* [Data for processing]
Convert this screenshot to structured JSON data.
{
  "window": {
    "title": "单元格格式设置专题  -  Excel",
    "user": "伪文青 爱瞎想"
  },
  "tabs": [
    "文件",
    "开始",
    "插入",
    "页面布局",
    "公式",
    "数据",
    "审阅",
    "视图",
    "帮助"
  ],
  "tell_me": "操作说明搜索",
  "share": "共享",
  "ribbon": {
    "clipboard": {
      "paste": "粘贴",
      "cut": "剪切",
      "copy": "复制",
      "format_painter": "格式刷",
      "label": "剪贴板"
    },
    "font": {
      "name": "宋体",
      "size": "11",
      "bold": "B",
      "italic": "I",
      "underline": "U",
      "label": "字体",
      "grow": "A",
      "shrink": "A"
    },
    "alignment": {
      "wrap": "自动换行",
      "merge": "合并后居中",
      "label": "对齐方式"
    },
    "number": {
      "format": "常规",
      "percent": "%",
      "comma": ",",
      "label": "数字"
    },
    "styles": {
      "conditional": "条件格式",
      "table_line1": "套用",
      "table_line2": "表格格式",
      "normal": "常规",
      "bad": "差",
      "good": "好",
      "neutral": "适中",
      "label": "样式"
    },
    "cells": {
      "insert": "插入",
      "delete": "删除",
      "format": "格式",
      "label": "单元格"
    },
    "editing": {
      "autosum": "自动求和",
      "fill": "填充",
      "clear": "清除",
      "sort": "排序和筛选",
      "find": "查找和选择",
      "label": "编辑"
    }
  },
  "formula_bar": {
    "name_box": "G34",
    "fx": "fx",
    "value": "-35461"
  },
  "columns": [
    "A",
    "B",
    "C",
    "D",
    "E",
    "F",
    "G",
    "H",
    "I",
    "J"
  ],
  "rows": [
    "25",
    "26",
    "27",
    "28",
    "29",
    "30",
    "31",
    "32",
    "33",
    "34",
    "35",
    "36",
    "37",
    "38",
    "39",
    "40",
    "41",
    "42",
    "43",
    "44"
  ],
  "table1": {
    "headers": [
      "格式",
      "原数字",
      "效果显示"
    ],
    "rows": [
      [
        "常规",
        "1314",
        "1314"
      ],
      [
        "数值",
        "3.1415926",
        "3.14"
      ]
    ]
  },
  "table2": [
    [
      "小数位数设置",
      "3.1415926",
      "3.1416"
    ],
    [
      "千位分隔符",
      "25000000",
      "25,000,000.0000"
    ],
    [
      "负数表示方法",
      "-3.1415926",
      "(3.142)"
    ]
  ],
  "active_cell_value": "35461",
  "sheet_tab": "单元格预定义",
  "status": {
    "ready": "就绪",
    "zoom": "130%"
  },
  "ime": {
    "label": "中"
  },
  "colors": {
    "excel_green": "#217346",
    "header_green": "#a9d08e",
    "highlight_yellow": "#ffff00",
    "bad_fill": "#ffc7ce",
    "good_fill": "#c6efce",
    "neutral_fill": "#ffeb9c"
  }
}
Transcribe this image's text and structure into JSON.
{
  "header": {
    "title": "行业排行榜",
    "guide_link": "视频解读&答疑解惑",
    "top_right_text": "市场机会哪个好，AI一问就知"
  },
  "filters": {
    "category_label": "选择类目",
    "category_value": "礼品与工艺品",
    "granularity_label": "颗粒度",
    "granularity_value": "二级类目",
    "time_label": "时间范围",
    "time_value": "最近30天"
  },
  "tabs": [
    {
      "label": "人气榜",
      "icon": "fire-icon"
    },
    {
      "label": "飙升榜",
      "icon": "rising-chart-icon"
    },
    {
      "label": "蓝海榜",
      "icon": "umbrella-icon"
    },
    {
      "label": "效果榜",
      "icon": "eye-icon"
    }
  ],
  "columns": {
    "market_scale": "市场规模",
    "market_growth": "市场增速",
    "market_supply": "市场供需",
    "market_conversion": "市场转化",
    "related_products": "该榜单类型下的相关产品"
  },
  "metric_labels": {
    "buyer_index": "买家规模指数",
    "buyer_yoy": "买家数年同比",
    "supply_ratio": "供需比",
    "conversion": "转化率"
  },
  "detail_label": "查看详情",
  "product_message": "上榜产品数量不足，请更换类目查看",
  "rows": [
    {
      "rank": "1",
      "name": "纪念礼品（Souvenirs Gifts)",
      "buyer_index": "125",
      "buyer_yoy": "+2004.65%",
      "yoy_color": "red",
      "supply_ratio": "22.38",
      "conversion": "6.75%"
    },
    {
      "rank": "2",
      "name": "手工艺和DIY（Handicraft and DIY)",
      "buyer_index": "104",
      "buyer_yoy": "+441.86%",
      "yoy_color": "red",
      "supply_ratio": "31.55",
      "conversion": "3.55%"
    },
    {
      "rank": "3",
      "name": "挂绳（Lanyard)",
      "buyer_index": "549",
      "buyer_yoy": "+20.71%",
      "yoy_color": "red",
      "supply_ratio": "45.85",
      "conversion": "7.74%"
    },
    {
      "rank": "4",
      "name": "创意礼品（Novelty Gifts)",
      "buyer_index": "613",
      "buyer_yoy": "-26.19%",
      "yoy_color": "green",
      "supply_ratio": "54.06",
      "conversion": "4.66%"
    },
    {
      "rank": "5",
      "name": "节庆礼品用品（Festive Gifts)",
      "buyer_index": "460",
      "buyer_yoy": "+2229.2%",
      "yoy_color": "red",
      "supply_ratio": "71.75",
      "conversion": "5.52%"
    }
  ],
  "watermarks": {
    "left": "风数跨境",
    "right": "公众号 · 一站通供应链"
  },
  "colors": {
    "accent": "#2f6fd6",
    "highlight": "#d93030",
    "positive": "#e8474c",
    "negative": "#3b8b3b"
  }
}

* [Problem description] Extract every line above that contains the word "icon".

* [Response area]
      "icon": "fire-icon"
      "icon": "rising-chart-icon"
      "icon": "umbrella-icon"
      "icon": "eye-icon"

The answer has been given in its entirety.